The Sponge Hunters of Tarpon Springs

Posted by The Baudelaire Team on May 2nd 2019

The Sponge Hunters of Tarpon Springs

Posted by The Baudelaire Team on May 2nd 2019

The Sponge Hunters of Tarpon Springs

Ever stood in the shower, washing away the day with your favorite sea sponge and thought, “I wonder where this perfectly porous creation came from”? We thought so!

The answer is probably a lot more fascinating than you might think. You see, real sponges, the lovely, luxurious kind that grow right in the ocean, are hand-harvested by courageous divers. It may sound a little far-fetched in this day and age, but it’s a tale as old as time.

Hop in the Time Machine

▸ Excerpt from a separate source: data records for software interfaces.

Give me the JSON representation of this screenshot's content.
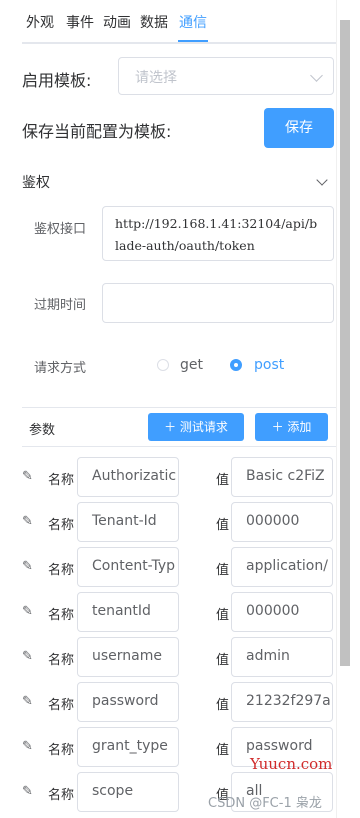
{
  "tabs": [
    "外观",
    "事件",
    "动画",
    "数据",
    "通信"
  ],
  "template": {
    "label": "启用模板:",
    "placeholder": "请选择"
  },
  "save_template": {
    "label": "保存当前配置为模板:",
    "button": "保存"
  },
  "auth": {
    "section_title": "鉴权",
    "api_label": "鉴权接口",
    "api_value": "http://192.168.1.41:32104/api/blade-auth/oauth/token",
    "expire_label": "过期时间",
    "expire_value": "",
    "method_label": "请求方式",
    "methods": [
      "get",
      "post"
    ],
    "selected_method": "post"
  },
  "params": {
    "title": "参数",
    "test_button": "测试请求",
    "add_button": "添加",
    "name_label": "名称",
    "value_label": "值",
    "rows": [
      {
        "name": "Authorizatic",
        "value": "Basic c2FiZ"
      },
      {
        "name": "Tenant-Id",
        "value": "000000"
      },
      {
        "name": "Content-Typ",
        "value": "application/"
      },
      {
        "name": "tenantId",
        "value": "000000"
      },
      {
        "name": "username",
        "value": "admin"
      },
      {
        "name": "password",
        "value": "21232f297a"
      },
      {
        "name": "grant_type",
        "value": "password"
      },
      {
        "name": "scope",
        "value": "all"
      }
    ]
  },
  "watermark": {
    "site": "Yuucn.com",
    "credit": "CSDN @FC-1 枭龙"
  },
  "colors": {
    "accent": "#409eff",
    "border": "#dcdfe6"
  }
}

The original art of harvesting natural sea sponges started in Greece, where mentions of the unique organisms date back to Plato. For years, divers risked their lives with rudimentary undersea equipment to fuel the madly growing Mediterranean market for sponges.

But with these sea creatures being so sought-after, over-harvesting started to take its toll, and in the 20th century, two world wars and an inexplicable sponge disease essentially wiped out Greece’s sponge trade. The country’s experienced divers looked elsewhere for places to put their unparalleled skills to use, and many ended up in Tarpon Springs, Florida.

There a man named John Cheney had discovered there was money to be made from the abundant sponges growing off the Gulf. With new equipment, including rubberized diving suits and helmets, it became possible for divers to stay underwater longer. Each new technological advance allowed the sponge hunters to travel deeper beneath the sea.

The market was booming, new docks were constructed left and right, and soon a flurry of shops also sprinkled the waterfront. By the shore, it looked and felt like a traditional European village; Tarpon Springs was the new “sponge capital of the world.” But a plot twist was inevitable.

Close to Extinction

When a blight struck the Gulf of Mexico in the 1950s, the industry unexpectedly collapsed and did not recover until decades later when new beds of sponges were discovered. After a significant lull out of anyone’s control but Mother Nature’s, the sponges began to naturally proliferate once more.

The right temperatures, rock masses, and available nutrients added up to a plethora of high-quality sponges along the bottom of the sea. By the 1980s, they were back in business, and sponge hunting was more lucrative than ever.

Today, the region’s reputation as being one of the most prolific areas to harvest natural sponges around the globe remains intact. (Thank goodness for bathers and spa-lovers everywhere!)